### YOUR TASK
Check each line of the listing for the string "GHIJKLMN", count the lines that have it, and answer with that number only.
RECORDS FOR THIS TASK below:
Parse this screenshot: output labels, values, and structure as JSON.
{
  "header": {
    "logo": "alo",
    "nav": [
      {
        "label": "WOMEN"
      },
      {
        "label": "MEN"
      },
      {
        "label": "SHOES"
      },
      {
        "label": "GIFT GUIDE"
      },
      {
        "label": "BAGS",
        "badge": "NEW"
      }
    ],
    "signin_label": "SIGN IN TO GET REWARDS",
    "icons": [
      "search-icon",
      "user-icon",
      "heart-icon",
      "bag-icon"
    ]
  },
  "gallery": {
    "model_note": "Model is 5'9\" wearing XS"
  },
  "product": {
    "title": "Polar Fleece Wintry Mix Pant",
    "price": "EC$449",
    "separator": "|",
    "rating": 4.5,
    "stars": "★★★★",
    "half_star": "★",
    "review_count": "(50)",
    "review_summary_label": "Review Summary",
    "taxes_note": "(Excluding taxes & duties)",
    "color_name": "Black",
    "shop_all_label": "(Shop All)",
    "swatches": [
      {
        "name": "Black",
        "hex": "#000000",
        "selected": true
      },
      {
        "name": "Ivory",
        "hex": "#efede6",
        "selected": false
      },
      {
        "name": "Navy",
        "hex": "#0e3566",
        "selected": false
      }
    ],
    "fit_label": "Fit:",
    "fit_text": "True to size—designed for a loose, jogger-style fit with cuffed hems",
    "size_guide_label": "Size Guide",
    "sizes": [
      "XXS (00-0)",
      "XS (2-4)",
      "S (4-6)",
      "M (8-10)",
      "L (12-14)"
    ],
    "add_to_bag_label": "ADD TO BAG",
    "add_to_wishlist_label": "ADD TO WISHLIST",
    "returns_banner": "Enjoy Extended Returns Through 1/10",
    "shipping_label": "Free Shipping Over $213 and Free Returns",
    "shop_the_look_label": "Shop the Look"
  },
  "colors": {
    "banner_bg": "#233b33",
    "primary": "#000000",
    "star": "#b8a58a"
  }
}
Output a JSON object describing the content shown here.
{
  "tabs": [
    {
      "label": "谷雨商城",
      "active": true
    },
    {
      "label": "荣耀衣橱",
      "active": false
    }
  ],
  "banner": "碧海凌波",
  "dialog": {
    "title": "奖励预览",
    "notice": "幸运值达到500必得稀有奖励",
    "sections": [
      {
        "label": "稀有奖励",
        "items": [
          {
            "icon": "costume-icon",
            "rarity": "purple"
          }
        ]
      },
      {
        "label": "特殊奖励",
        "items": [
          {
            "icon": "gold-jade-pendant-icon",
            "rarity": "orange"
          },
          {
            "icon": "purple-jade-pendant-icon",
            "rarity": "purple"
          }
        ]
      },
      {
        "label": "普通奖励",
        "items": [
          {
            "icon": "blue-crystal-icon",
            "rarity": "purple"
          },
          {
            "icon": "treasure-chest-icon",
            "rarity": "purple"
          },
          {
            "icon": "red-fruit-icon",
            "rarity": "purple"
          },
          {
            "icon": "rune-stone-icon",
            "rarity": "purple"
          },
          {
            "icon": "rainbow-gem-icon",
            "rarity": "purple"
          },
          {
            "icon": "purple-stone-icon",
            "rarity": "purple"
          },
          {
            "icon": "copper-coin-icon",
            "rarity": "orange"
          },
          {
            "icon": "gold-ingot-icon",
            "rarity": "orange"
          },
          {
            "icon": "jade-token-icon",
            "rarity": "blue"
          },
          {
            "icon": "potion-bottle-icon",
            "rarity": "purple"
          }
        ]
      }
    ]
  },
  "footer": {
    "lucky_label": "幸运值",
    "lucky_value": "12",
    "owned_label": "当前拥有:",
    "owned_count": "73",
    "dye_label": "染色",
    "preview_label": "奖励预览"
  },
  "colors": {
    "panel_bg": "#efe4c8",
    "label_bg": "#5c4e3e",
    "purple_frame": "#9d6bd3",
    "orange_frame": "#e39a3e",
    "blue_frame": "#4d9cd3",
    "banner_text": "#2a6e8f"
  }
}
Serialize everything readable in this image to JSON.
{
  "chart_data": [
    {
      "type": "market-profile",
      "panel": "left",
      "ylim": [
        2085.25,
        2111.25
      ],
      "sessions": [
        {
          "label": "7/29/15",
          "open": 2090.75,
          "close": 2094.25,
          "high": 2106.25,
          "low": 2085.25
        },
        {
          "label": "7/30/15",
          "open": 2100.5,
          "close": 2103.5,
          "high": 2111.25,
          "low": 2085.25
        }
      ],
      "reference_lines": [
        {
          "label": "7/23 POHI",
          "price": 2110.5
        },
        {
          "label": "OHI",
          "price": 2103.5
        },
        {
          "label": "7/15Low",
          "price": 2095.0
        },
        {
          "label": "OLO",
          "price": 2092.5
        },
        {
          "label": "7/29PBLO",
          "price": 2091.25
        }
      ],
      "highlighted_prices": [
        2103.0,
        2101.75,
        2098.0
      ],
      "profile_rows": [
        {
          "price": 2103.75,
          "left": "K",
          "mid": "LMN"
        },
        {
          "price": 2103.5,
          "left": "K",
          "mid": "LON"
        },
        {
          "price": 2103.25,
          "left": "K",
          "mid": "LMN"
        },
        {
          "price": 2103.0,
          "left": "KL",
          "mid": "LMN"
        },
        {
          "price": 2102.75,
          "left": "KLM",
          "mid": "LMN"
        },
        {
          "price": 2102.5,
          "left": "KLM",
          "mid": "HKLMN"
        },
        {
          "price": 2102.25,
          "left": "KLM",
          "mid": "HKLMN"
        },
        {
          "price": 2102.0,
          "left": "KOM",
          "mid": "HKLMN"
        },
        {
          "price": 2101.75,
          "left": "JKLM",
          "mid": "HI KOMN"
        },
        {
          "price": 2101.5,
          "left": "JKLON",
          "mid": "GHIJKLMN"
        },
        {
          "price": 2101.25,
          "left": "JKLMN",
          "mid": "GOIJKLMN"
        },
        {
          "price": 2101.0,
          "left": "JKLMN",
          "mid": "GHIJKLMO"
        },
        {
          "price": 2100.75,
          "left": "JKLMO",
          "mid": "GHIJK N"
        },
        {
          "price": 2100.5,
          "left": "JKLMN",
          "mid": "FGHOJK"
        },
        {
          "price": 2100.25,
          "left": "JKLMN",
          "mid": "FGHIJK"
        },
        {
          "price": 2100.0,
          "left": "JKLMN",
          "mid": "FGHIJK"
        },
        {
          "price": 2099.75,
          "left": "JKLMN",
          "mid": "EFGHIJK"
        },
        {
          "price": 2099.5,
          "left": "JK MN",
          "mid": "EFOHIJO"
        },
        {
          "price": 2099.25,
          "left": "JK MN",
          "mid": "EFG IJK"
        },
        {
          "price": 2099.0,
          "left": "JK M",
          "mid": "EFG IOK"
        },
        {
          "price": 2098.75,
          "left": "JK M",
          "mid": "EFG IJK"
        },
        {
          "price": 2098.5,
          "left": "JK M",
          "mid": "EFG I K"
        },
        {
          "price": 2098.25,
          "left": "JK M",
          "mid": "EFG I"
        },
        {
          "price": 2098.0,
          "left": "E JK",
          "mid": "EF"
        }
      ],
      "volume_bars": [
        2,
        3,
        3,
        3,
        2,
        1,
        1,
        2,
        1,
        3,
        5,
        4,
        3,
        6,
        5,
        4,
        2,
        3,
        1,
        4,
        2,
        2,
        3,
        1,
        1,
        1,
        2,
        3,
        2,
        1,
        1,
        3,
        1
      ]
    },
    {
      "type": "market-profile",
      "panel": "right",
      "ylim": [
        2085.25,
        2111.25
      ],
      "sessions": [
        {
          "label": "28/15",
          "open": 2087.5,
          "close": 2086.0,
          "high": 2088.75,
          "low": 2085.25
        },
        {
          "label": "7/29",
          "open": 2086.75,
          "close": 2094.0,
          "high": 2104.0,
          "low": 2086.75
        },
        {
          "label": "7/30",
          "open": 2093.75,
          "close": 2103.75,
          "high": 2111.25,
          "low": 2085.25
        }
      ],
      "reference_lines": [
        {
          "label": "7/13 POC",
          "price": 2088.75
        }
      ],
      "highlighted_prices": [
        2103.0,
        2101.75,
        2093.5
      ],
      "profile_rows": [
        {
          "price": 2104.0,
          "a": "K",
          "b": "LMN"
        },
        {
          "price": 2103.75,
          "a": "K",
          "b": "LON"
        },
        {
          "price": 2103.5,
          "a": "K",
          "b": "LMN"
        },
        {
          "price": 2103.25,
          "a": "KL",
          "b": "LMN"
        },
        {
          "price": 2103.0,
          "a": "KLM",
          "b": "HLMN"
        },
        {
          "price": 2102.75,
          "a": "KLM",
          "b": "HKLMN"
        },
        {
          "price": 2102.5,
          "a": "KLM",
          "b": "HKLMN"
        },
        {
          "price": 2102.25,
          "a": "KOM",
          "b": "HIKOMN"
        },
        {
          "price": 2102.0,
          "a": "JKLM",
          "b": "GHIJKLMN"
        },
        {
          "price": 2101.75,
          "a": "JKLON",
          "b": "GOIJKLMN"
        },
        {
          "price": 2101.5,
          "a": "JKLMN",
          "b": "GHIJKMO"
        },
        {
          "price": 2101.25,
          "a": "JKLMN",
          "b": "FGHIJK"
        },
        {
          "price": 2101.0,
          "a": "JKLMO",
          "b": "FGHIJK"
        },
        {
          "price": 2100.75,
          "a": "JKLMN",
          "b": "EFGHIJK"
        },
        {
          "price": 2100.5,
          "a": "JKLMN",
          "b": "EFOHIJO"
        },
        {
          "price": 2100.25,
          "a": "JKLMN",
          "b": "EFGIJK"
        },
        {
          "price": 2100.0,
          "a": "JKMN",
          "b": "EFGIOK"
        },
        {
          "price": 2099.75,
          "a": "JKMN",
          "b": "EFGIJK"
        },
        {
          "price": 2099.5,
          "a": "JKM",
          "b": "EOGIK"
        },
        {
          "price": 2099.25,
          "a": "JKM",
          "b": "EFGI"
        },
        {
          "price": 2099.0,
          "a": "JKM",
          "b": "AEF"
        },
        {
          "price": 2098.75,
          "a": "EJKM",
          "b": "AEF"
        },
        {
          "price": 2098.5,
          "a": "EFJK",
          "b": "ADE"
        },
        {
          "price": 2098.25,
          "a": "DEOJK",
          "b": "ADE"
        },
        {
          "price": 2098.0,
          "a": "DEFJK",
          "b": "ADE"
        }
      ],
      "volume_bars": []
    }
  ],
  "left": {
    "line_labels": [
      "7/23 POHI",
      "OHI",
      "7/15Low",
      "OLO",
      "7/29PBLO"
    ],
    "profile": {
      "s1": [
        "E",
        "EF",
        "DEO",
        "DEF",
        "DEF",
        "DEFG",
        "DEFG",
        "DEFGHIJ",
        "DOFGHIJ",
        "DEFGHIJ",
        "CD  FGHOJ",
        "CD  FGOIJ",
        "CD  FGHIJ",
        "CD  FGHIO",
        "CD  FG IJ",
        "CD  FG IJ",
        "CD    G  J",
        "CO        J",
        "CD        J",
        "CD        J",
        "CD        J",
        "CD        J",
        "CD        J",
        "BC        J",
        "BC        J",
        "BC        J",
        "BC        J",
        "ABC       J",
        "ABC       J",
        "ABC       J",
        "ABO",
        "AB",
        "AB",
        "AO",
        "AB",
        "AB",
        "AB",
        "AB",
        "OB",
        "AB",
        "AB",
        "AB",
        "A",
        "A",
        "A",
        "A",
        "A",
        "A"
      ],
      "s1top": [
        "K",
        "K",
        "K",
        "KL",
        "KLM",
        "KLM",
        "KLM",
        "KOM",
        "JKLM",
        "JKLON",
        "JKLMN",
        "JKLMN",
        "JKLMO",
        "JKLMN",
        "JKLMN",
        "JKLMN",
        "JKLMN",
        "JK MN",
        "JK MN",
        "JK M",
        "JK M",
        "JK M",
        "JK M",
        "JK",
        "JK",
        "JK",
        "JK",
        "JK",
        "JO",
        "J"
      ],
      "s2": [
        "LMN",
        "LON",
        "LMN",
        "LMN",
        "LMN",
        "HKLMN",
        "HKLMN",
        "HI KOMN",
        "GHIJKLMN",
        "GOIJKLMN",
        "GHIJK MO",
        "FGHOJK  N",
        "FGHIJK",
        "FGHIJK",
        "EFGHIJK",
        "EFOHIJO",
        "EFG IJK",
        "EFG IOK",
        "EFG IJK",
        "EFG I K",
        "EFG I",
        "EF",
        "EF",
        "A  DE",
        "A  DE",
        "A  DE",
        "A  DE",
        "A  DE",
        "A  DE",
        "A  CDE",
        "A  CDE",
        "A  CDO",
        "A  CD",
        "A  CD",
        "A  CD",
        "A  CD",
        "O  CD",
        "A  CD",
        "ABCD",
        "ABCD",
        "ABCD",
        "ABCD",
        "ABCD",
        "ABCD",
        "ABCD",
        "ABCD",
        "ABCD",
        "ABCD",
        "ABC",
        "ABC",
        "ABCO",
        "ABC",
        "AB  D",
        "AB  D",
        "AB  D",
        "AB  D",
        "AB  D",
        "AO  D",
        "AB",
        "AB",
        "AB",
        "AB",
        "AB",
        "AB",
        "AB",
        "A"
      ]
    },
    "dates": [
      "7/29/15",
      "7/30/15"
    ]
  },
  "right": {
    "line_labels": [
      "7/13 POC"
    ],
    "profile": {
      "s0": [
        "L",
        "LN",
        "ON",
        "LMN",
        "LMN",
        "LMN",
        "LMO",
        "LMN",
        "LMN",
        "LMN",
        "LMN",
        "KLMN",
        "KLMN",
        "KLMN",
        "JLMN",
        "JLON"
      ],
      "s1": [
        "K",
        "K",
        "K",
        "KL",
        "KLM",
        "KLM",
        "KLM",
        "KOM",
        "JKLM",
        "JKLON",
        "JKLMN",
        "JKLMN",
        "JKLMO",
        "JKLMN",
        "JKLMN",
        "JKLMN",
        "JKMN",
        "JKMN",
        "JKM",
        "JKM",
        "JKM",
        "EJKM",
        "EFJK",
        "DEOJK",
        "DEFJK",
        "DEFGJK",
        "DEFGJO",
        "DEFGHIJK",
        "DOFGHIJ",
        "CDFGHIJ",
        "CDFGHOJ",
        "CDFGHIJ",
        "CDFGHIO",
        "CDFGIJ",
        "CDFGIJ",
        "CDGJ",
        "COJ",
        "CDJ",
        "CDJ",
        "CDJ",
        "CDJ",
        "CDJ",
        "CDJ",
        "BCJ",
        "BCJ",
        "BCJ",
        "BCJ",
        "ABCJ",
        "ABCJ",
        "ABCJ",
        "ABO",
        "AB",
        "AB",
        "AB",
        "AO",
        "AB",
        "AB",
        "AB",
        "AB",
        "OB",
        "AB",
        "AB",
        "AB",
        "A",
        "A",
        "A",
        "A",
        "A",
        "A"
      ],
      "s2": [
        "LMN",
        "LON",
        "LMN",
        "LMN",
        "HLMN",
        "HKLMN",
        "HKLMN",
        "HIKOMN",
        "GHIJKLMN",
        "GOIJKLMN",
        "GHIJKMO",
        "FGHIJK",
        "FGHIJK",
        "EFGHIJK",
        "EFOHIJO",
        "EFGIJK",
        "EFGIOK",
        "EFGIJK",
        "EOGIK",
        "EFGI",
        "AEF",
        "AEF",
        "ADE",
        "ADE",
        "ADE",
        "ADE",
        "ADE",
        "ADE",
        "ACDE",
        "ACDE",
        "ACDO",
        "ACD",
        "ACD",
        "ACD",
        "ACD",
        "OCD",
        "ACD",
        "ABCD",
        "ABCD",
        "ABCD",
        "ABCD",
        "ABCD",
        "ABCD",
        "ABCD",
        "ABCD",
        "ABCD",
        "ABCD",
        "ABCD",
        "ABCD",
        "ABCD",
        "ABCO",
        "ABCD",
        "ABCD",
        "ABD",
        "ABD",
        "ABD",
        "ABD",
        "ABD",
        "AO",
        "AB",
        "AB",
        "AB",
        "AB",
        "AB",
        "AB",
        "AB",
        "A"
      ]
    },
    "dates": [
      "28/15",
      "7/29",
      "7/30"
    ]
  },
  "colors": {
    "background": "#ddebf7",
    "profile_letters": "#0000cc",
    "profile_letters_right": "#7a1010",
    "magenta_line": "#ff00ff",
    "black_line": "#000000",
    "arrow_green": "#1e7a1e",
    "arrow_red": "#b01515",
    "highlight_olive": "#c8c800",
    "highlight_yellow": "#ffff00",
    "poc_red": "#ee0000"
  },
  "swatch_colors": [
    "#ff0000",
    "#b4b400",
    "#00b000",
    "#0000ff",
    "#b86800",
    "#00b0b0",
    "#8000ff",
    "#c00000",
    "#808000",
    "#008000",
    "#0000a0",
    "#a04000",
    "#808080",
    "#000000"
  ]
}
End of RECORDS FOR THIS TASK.
### OUTPUT FOR THIS TASK
4